A description written in plain language explains something clearly or in an uncomplicated way and shows the easy-to-understand meaning and reason for an action. Also, the person who wrote the plain language description and readers will otherwise be able to recognize well-known steps or procedures; learn the real or right reason for separate actions and how they will work to carry out the total performance requirement. Plain language descriptions also help the Government to see if vendors offered the best solutions at a reasonable price.
- Contractor/Vendor Plain Language Technical Proposal Descriptions: How does the Government decide whether best value solutions have been offered in technical proposals that are written in a complex, highly technical manner? First, the Government relies on its technical representatives to evaluate and confirm technical validity and value. But the acquisition team is comprised of many members; most importantly the CO who must understand the technical offer to determine if best value will be achieved AND bind the Government when accepting the arrangement. So then, the Contractor/Vendor too must plainly describe their offer.
It is equally important, advantageous and befitting for the Government to develop descriptions of need written in plain language and for industry to develop technical proposals written in plain language to successfully achieve procurement objectives.
PLAIN LANGUAGE PRESENTATION
The illustration of both the Government’s and industry’s plain language descriptions using an “adjacent” format presentation is effective and advantageous for immediate side-by-side comparisons.
- “Illustration/Type 1” – This illustration includes a Government technical description that is composed primarily of complex professional/technical jargon, but however, does not necessarily require the Government to define the terms/jargon for layman understanding, if, plain language descriptions are developed. Additionally, the benefit of using plain language for a “how to” (specified) requirement and a “desired outcome” (performance-based) work statement requirement is illustrated:
- “Illustration/Type 2” – This illustration also includes a Government technical description that is composed primarily of complex technical jargon, AND, a number of performance design requirements that require (1) an initial explanation of the terms for layman understanding and (2) more advantageously, the development of plain language descriptions:
- “Contractor Technical Proposal” – All complex technical proposals include industry jargon.
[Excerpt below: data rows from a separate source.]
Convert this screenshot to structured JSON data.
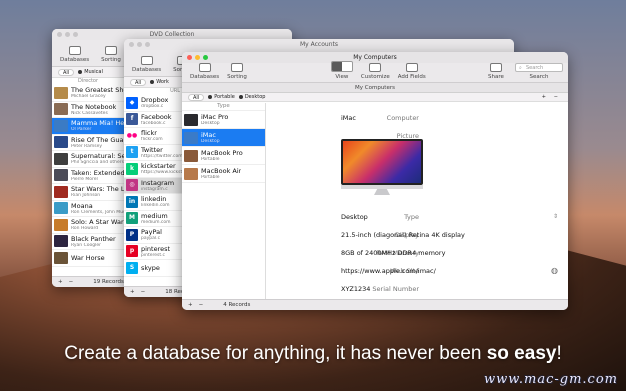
{
  "colors": {
    "accent": "#1b7cf2",
    "selected_row": "#dcdcdc"
  },
  "dvd": {
    "title": "DVD Collection",
    "toolbar": [
      "Databases",
      "Sorting"
    ],
    "scope": [
      "All",
      "Musical"
    ],
    "header": "Director",
    "rows": [
      {
        "title": "The Greatest Showman",
        "sub": "Michael Gracey",
        "color": "#b58b4a"
      },
      {
        "title": "The Notebook",
        "sub": "Nick Cassavetes",
        "color": "#8a6c55"
      },
      {
        "title": "Mamma Mia! Here We Go Again",
        "sub": "Ol Parker",
        "color": "#3b7bc4"
      },
      {
        "title": "Rise Of The Guardians",
        "sub": "Peter Ramsey",
        "color": "#2a4a8a"
      },
      {
        "title": "Supernatural: Season 1",
        "sub": "Phil Sgriccia and others",
        "color": "#3e3e3e"
      },
      {
        "title": "Taken: Extended Harder Cut",
        "sub": "Pierre Morel",
        "color": "#4b4b58"
      },
      {
        "title": "Star Wars: The Last Jedi",
        "sub": "Rian Johnson",
        "color": "#a02a20"
      },
      {
        "title": "Moana",
        "sub": "Ron Clements, John Musker",
        "color": "#3b9cc7"
      },
      {
        "title": "Solo: A Star Wars Story",
        "sub": "Ron Howard",
        "color": "#c77b2a"
      },
      {
        "title": "Black Panther",
        "sub": "Ryan Coogler",
        "color": "#2d2540"
      },
      {
        "title": "War Horse",
        "sub": "",
        "color": "#6b5438"
      }
    ],
    "record_count": "19 Records"
  },
  "accounts": {
    "title": "My Accounts",
    "toolbar": [
      "Databases",
      "Sorting"
    ],
    "scope": [
      "All",
      "Work"
    ],
    "header": "URL",
    "rows": [
      {
        "title": "Dropbox",
        "sub": "dropbox.c",
        "color": "#0061fe",
        "glyph": "◆"
      },
      {
        "title": "Facebook",
        "sub": "facebook.c",
        "color": "#3b5998",
        "glyph": "f"
      },
      {
        "title": "flickr",
        "sub": "flickr.com",
        "color": "#ffffff",
        "glyph": "●●"
      },
      {
        "title": "Twitter",
        "sub": "https://twitter.com/ap",
        "color": "#1da1f2",
        "glyph": "t"
      },
      {
        "title": "kickstarter",
        "sub": "https://www.kickstarter",
        "color": "#05ce78",
        "glyph": "k"
      },
      {
        "title": "Instagram",
        "sub": "instagram.c",
        "color": "#c13584",
        "glyph": "◎"
      },
      {
        "title": "linkedin",
        "sub": "linkedin.com",
        "color": "#0077b5",
        "glyph": "in"
      },
      {
        "title": "medium",
        "sub": "medium.com",
        "color": "#12a07a",
        "glyph": "M"
      },
      {
        "title": "PayPal",
        "sub": "paypal.c",
        "color": "#003087",
        "glyph": "P"
      },
      {
        "title": "pinterest",
        "sub": "pinterest.c",
        "color": "#e60023",
        "glyph": "p"
      },
      {
        "title": "skype",
        "sub": "",
        "color": "#00aff0",
        "glyph": "S"
      }
    ],
    "record_count": "18 Records"
  },
  "computers": {
    "title": "My Computers",
    "subtitle": "My Computers",
    "toolbar": {
      "databases": "Databases",
      "sorting": "Sorting",
      "view": "View",
      "customize": "Customize",
      "add_fields": "Add Fields",
      "share": "Share",
      "search": "Search",
      "search_placeholder": "Search"
    },
    "scope": [
      "All",
      "Portable",
      "Desktop"
    ],
    "list_header": "Type",
    "list": [
      {
        "title": "iMac Pro",
        "sub": "Desktop",
        "color": "#2a2a2e"
      },
      {
        "title": "iMac",
        "sub": "Desktop",
        "color": "#3a7bc8"
      },
      {
        "title": "MacBook Pro",
        "sub": "Portable",
        "color": "#8a5a3a"
      },
      {
        "title": "MacBook Air",
        "sub": "Portable",
        "color": "#b7794a"
      }
    ],
    "record_count": "4 Records",
    "detail": {
      "computer_label": "Computer",
      "computer_value": "iMac",
      "picture_label": "Picture",
      "type_label": "Type",
      "type_value": "Desktop",
      "display_label": "Display",
      "display_value": "21.5-inch (diagonal) Retina 4K display",
      "ram_label": "RAM Memory",
      "ram_value": "8GB of 2400MHz DDR4 memory",
      "web_label": "Web Site",
      "web_value": "https://www.apple.com/imac/",
      "serial_label": "Serial Number",
      "serial_value": "XYZ1234"
    }
  },
  "caption": {
    "main": "Create a database for anything, it has never been ",
    "bold": "so easy",
    "end": "!"
  },
  "watermark": "www.mac-gm.com"
}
In many cases, offerors intermingle technical terms with common terms in an attempt to provide a clear explanation of an approach, compliance and qualification. However, without the plain language translator, most acquisition team members get lost in the “technical translation”. Like the Government, industry too, should define terms and “plainly” describe proposals because this endeavor additionally reinforces the accuracy of descriptions.
Contractor’s Technical Proposal
Moreover, adjacent presentations of Government work descriptions and industry offers can be presented either horizontally or vertically, as appropriate and alternatively, in worksheet formats.
Plain language descriptions can transform the layman into an expert. Mastering the development of plain language descriptions is quintessential and befitting for the success of a contractual arrangement. To be sure, the author of this article is a federal contracting professional who has never written Government descriptions of work, but understands the need and value of using plain language work descriptions through experience as a Contracting Officer.
So, should contracting parties plainly state their positions? In line with the guiding principles of FAR 1.102 to “fulfill public policy objectives” plainly stated objectives are solutions and solutions help all parties to be clear.